> AIM OF THE EXERCISE
Nothing in the data may be altered; copy it all exactly.

++++++++++++++++++++

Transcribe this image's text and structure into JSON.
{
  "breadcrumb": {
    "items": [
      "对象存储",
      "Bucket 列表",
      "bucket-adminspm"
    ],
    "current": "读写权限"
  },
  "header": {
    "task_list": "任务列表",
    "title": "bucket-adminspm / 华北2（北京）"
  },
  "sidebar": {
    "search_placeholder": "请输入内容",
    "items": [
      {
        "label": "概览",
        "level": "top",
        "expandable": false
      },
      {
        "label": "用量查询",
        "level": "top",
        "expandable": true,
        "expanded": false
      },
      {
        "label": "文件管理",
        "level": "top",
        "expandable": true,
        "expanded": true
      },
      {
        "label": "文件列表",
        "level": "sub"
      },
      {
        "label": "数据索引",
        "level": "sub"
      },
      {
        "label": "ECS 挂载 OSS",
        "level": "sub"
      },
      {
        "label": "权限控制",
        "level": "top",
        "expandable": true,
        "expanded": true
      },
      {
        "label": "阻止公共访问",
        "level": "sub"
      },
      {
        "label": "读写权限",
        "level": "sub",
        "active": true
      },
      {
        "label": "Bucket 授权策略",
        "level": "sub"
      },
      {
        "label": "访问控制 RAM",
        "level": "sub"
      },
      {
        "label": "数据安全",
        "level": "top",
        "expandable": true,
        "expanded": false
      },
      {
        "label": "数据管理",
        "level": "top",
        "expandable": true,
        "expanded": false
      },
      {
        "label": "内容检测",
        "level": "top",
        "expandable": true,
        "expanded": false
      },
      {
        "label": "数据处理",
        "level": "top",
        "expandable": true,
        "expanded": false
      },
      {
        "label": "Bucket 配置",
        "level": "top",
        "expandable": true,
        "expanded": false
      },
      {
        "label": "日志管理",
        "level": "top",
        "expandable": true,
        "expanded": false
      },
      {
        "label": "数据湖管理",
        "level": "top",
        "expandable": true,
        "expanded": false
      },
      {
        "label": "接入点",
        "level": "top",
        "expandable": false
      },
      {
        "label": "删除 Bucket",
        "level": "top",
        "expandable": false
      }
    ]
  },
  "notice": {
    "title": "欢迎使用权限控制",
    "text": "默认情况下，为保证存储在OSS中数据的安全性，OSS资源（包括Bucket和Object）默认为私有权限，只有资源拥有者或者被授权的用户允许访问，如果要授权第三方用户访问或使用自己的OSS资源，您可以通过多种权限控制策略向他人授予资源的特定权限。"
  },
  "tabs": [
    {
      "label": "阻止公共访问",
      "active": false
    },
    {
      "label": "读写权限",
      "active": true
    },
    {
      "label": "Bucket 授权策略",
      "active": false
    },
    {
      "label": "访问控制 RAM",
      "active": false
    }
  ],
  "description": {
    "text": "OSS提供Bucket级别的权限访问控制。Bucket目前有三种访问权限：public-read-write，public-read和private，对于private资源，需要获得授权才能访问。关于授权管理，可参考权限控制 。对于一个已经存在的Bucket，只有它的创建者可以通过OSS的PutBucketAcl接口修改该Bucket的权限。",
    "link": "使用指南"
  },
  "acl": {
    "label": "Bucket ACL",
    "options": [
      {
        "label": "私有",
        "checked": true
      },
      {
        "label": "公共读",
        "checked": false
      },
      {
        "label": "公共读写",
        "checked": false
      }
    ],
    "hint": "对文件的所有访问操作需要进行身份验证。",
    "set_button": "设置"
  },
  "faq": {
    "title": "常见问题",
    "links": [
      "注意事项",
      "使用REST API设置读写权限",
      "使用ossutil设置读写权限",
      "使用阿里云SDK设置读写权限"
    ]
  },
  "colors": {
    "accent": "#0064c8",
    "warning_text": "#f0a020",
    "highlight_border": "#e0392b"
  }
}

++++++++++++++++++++

> TASK RESPONSE
Transcribe this image's text and structure into JSON.
{
  "breadcrumb": {
    "items": [
      "对象存储",
      "Bucket 列表",
      "bucket-adminspm"
    ],
    "current": "读写权限"
  },
  "header": {
    "task_list": "任务列表",
    "title": "bucket-adminspm / 华北2（北京）"
  },
  "sidebar": {
    "search_placeholder": "请输入内容",
    "items": [
      {
        "label": "概览",
        "level": "top",
        "expandable": false
      },
      {
        "label": "用量查询",
        "level": "top",
        "expandable": true,
        "expanded": false
      },
      {
        "label": "文件管理",
        "level": "top",
        "expandable": true,
        "expanded": true
      },
      {
        "label": "文件列表",
        "level": "sub"
      },
      {
        "label": "数据索引",
        "level": "sub"
      },
      {
        "label": "ECS 挂载 OSS",
        "level": "sub"
      },
      {
        "label": "权限控制",
        "level": "top",
        "expandable": true,
        "expanded": true
      },
      {
        "label": "阻止公共访问",
        "level": "sub"
      },
      {
        "label": "读写权限",
        "level": "sub",
        "active": true
      },
      {
        "label": "Bucket 授权策略",
        "level": "sub"
      },
      {
        "label": "访问控制 RAM",
        "level": "sub"
      },
      {
        "label": "数据安全",
        "level": "top",
        "expandable": true,
        "expanded": false
      },
      {
        "label": "数据管理",
        "level": "top",
        "expandable": true,
        "expanded": false
      },
      {
        "label": "内容检测",
        "level": "top",
        "expandable": true,
        "expanded": false
      },
      {
        "label": "数据处理",
        "level": "top",
        "expandable": true,
        "expanded": false
      },
      {
        "label": "Bucket 配置",
        "level": "top",
        "expandable": true,
        "expanded": false
      },
      {
        "label": "日志管理",
        "level": "top",
        "expandable": true,
        "expanded": false
      },
      {
        "label": "数据湖管理",
        "level": "top",
        "expandable": true,
        "expanded": false
      },
      {
        "label": "接入点",
        "level": "top",
        "expandable": false
      },
      {
        "label": "删除 Bucket",
        "level": "top",
        "expandable": false
      }
    ]
  },
  "notice": {
    "title": "欢迎使用权限控制",
    "text": "默认情况下，为保证存储在OSS中数据的安全性，OSS资源（包括Bucket和Object）默认为私有权限，只有资源拥有者或者被授权的用户允许访问，如果要授权第三方用户访问或使用自己的OSS资源，您可以通过多种权限控制策略向他人授予资源的特定权限。"
  },
  "tabs": [
    {
      "label": "阻止公共访问",
      "active": false
    },
    {
      "label": "读写权限",
      "active": true
    },
    {
      "label": "Bucket 授权策略",
      "active": false
    },
    {
      "label": "访问控制 RAM",
      "active": false
    }
  ],
  "description": {
    "text": "OSS提供Bucket级别的权限访问控制。Bucket目前有三种访问权限：public-read-write，public-read和private，对于private资源，需要获得授权才能访问。关于授权管理，可参考权限控制 。对于一个已经存在的Bucket，只有它的创建者可以通过OSS的PutBucketAcl接口修改该Bucket的权限。",
    "link": "使用指南"
  },
  "acl": {
    "label": "Bucket ACL",
    "options": [
      {
        "label": "私有",
        "checked": true
      },
      {
        "label": "公共读",
        "checked": false
      },
      {
        "label": "公共读写",
        "checked": false
      }
    ],
    "hint": "对文件的所有访问操作需要进行身份验证。",
    "set_button": "设置"
  },
  "faq": {
    "title": "常见问题",
    "links": [
      "注意事项",
      "使用REST API设置读写权限",
      "使用ossutil设置读写权限",
      "使用阿里云SDK设置读写权限"
    ]
  },
  "colors": {
    "accent": "#0064c8",
    "warning_text": "#f0a020",
    "highlight_border": "#e0392b"
  }
}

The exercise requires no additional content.